As at the end of every academic year, over the next few weeks public school students will take state-issued standardized tests to gauge how much they’ve learned since the start of school last fall.
But Moore County Schools officials reported last week that the results might be skewed by their lack of relevance to students themselves.
Students take tests designed required by North Carolina’s Department of Public Instruction beginning in third grade. Tests in reading and math administered in elementary and middle school, while useful to teachers in identifying students’ strengths and weaknesses, have no effect on their grades.
But in high school, where the state requires students to take end-of-course tests in a few classes — English II, Math I and Biology — those final exam scores count for 25 percent of the course grade. That shift to taking the EOC for credit, school staff reported at last week’s school board work session, is a jarring one for some students.

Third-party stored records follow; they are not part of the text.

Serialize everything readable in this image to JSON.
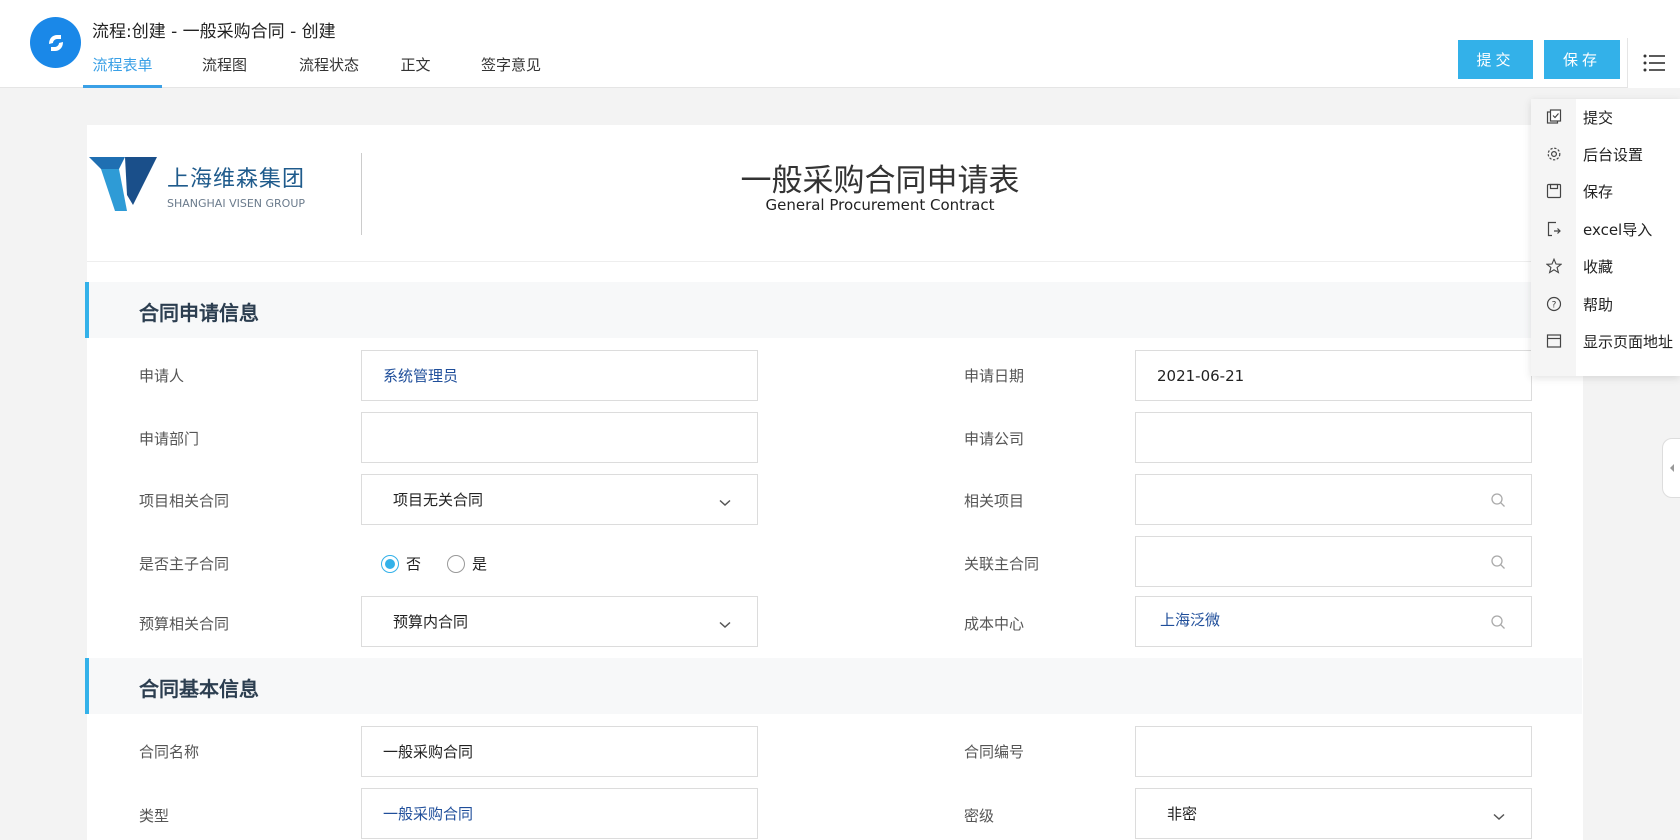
{
  "header": {
    "title": "流程:创建 - 一般采购合同 - 创建",
    "tabs": [
      {
        "label": "流程表单"
      },
      {
        "label": "流程图"
      },
      {
        "label": "流程状态"
      },
      {
        "label": "正文"
      },
      {
        "label": "签字意见"
      }
    ],
    "submit_label": "提交",
    "save_label": "保存"
  },
  "menu": {
    "items": [
      {
        "label": "提交",
        "icon": "submit-doc-icon"
      },
      {
        "label": "后台设置",
        "icon": "gear-icon"
      },
      {
        "label": "保存",
        "icon": "floppy-icon"
      },
      {
        "label": "excel导入",
        "icon": "import-icon"
      },
      {
        "label": "收藏",
        "icon": "star-icon"
      },
      {
        "label": "帮助",
        "icon": "help-icon"
      },
      {
        "label": "显示页面地址",
        "icon": "browser-window-icon"
      }
    ]
  },
  "form": {
    "company_cn": "上海维森集团",
    "company_en": "SHANGHAI VISEN GROUP",
    "title": "一般采购合同申请表",
    "subtitle": "General Procurement Contract",
    "section1": {
      "title": "合同申请信息",
      "applicant_label": "申请人",
      "applicant_value": "系统管理员",
      "date_label": "申请日期",
      "date_value": "2021-06-21",
      "dept_label": "申请部门",
      "dept_value": "",
      "company_label": "申请公司",
      "company_value": "",
      "project_contract_label": "项目相关合同",
      "project_contract_value": "项目无关合同",
      "related_project_label": "相关项目",
      "related_project_value": "",
      "is_master_label": "是否主子合同",
      "radio_no": "否",
      "radio_yes": "是",
      "radio_selected": "否",
      "master_contract_label": "关联主合同",
      "master_contract_value": "",
      "budget_label": "预算相关合同",
      "budget_value": "预算内合同",
      "cost_center_label": "成本中心",
      "cost_center_value": "上海泛微"
    },
    "section2": {
      "title": "合同基本信息",
      "name_label": "合同名称",
      "name_value": "一般采购合同",
      "number_label": "合同编号",
      "number_value": "",
      "type_label": "类型",
      "type_value": "一般采购合同",
      "secret_label": "密级",
      "secret_value": "非密"
    }
  },
  "colors": {
    "accent": "#33b1e9",
    "tab_active": "#3aa0e6",
    "link": "#1f4e9a",
    "logo_blue": "#1a88e8"
  }
}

The Moore County Board of Education may re-evaluate its policy regarding the weight of those exams to ease students’ transition from middle to high school. By state law, EOC scores have to comprise at least 20 percent of the grade in their respective courses.
“Through feedback and meetings with our parent advisory councils and student advisory councils, parents, particularly parents of our socioeconomically disadvantaged students, are telling us that they’re not prepared for the challenge of high school in terms of the weight,” said Doug Massengill, principal at West Pine Middle. “There’s a sticker shock that occurs because these tests have never counted.”

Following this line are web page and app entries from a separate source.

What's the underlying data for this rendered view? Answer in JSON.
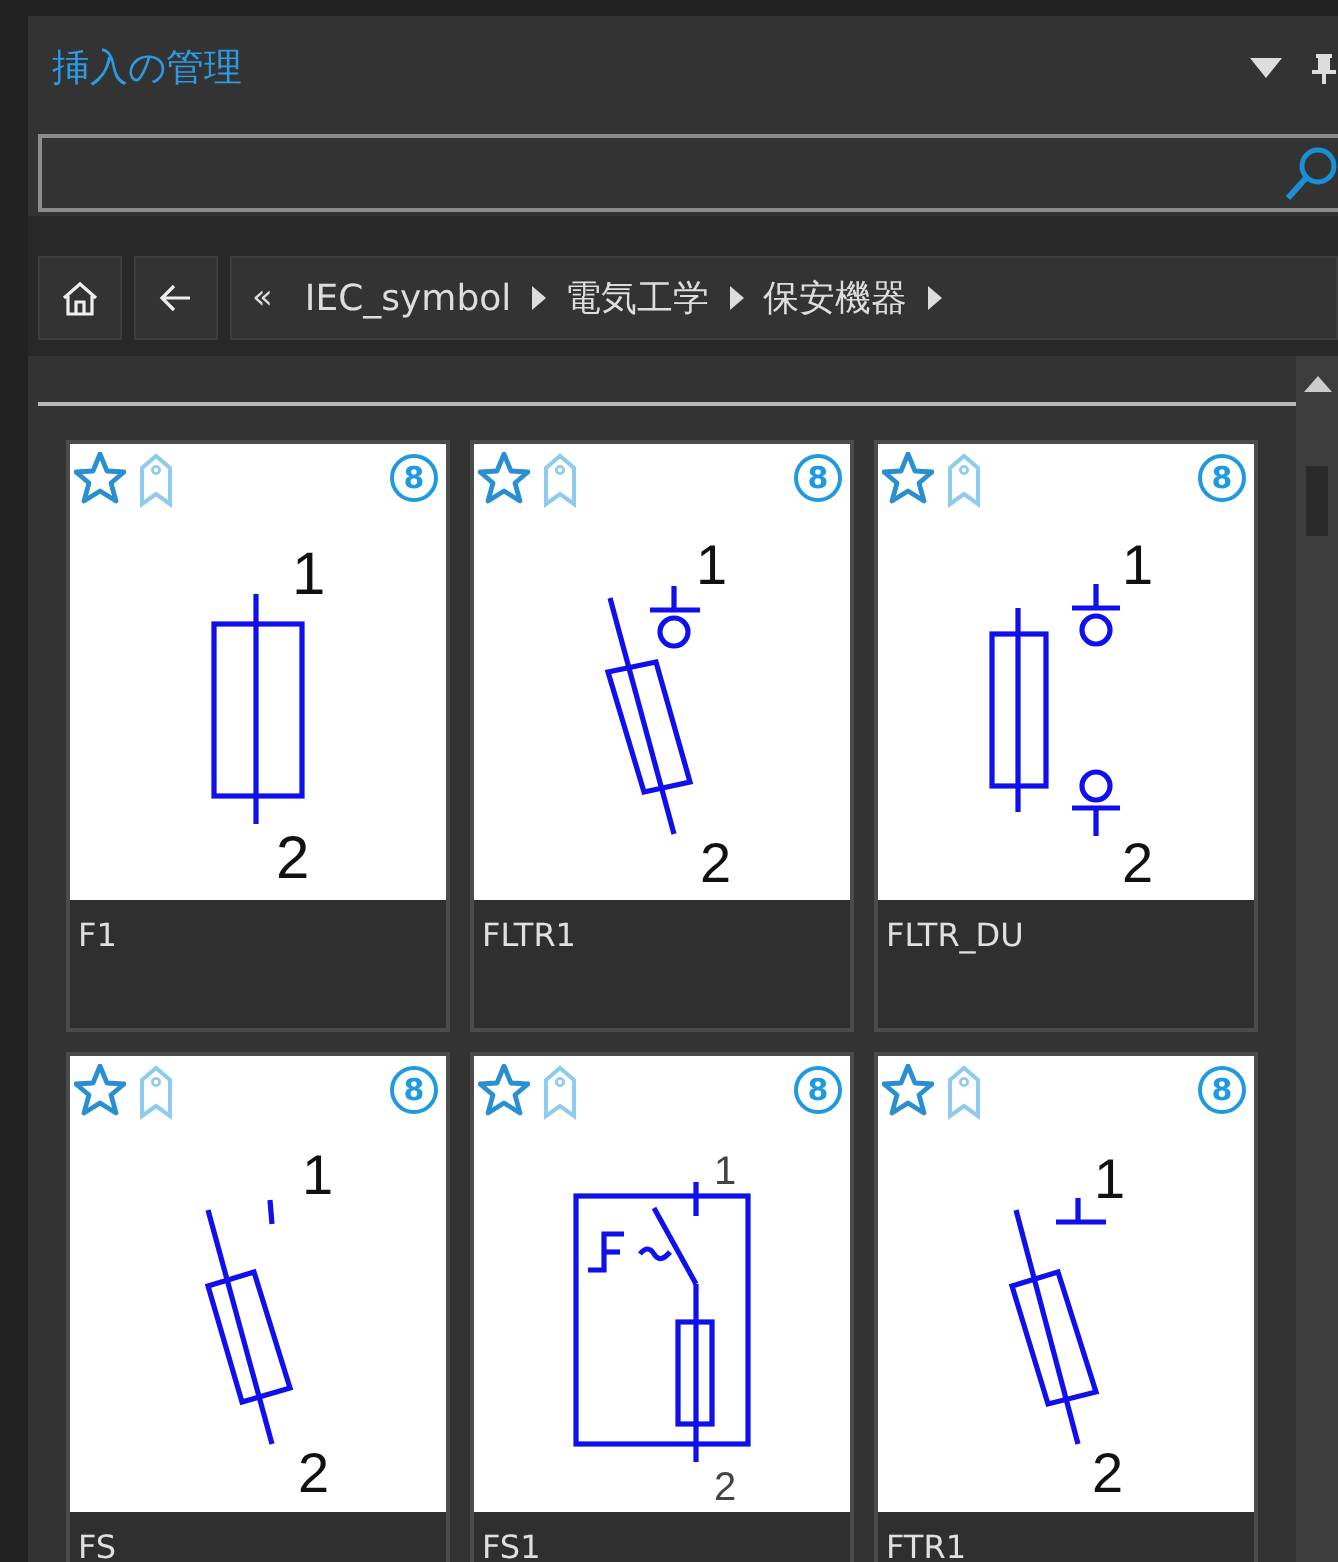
{
  "panel": {
    "title": "挿入の管理"
  },
  "breadcrumb": {
    "overflow": "«",
    "items": [
      "IEC_symbol",
      "電気工学",
      "保安機器"
    ]
  },
  "cards": [
    {
      "name": "F1",
      "kind": "fuse",
      "badge": "8",
      "terminals": [
        "1",
        "2"
      ]
    },
    {
      "name": "FLTR1",
      "kind": "tilted-fuse-ring",
      "badge": "8",
      "terminals": [
        "1",
        "2"
      ]
    },
    {
      "name": "FLTR_DU",
      "kind": "fuse-double-ring",
      "badge": "8",
      "terminals": [
        "1",
        "2"
      ]
    },
    {
      "name": "FS",
      "kind": "tilted-fuse-tick",
      "badge": "8",
      "terminals": [
        "1",
        "2"
      ]
    },
    {
      "name": "FS1",
      "kind": "fuse-switch-box",
      "badge": "8",
      "terminals": [
        "1",
        "2"
      ]
    },
    {
      "name": "FTR1",
      "kind": "tilted-fuse-tee",
      "badge": "8",
      "terminals": [
        "1",
        "2"
      ]
    }
  ]
}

That isn’t the first complaint surrounding North Carolina’s testing system. Over the years, the state has made local districts and individual schools increasingly accountable for student performance.
Since 2014, it has done that through school report cards, assigning a letter grade to every public school in the state each fall based on student performance on that year’s tests.
Students are now faced with a series of similar tests throughout the year, both to assess progress and to prepare students for the hours-long end of year test period. That has drawn ire from parents, students and even local school staff alike.
“Have there been any discussions on the state level in terms of looking at these tests and the validity of them?” asked Chair Helena Wallin-Miller. “One of the things that people have been very concerned about is the amount of testing. Has this come up at all on the legislative level?”
The percentage of students with a passing score or better counts for 80 percent of the letter grade on each school’s report card. The other 20 percent is based on whether students generally met, failed to meet or exceeded academic growth standards during the year. That system has remained in place since school report cards were introduced, despite superintendents statewide lobbying to balance or even reverse that ratio.
“If we can judge the discourse that relates to the formula for letter grades, we have a General Assembly that seems quite confident in this 80-20 balance between proficiency being 80 percent and growth being 20 percent,” said Superintendent Bob Grimesey. “That would signal that the General Assembly is quite satisfied with the testing program.”
Student test scores are also the basis for the state’s system of granting financial incentives to teachers in subject areas considered critical — fourth- and fifth-grade reading and math, and middle school math. Based on student growth on EOGs, the top 25 percent of teachers in each district are eligible for bonuses of over $2,000.
While the state may be content with testing as it is, some students and parents aren’t. Though it isn’t common, some schools are reporting that students — with parental support — refuse to participate when their class is taking the EOG.
According to Massengill, that included about four students at West Pine Middle last year. In advisory council meetings, the school has found that some students are apathetic about spending hours taking a test when a good score will not affect their grade.
“I think increasingly we have parents that are exercising their right to become informed … and as they do so those that are anti-state accountability are encouraging their students to engage in this practice,” he said.
“We have to present the test to them, in some cases multiple times, where they sit there during the course of the entire testing session. When that occurs the score is calculated as the lowest possible score, both for the school’s proficiency and for the teacher’s growth.”
Beginning to give the the end-of-grade test weight in the middle school grades, Grimesey said, could be an “intermediate incentive” for students to take the test seriously without the results necessarily constituting a quarter of their final grade.
“We have parents whose children do care about the test, and the parents care about the test, and they’re feeling as if their children are going to high school and they’ve had no warmup,” he said.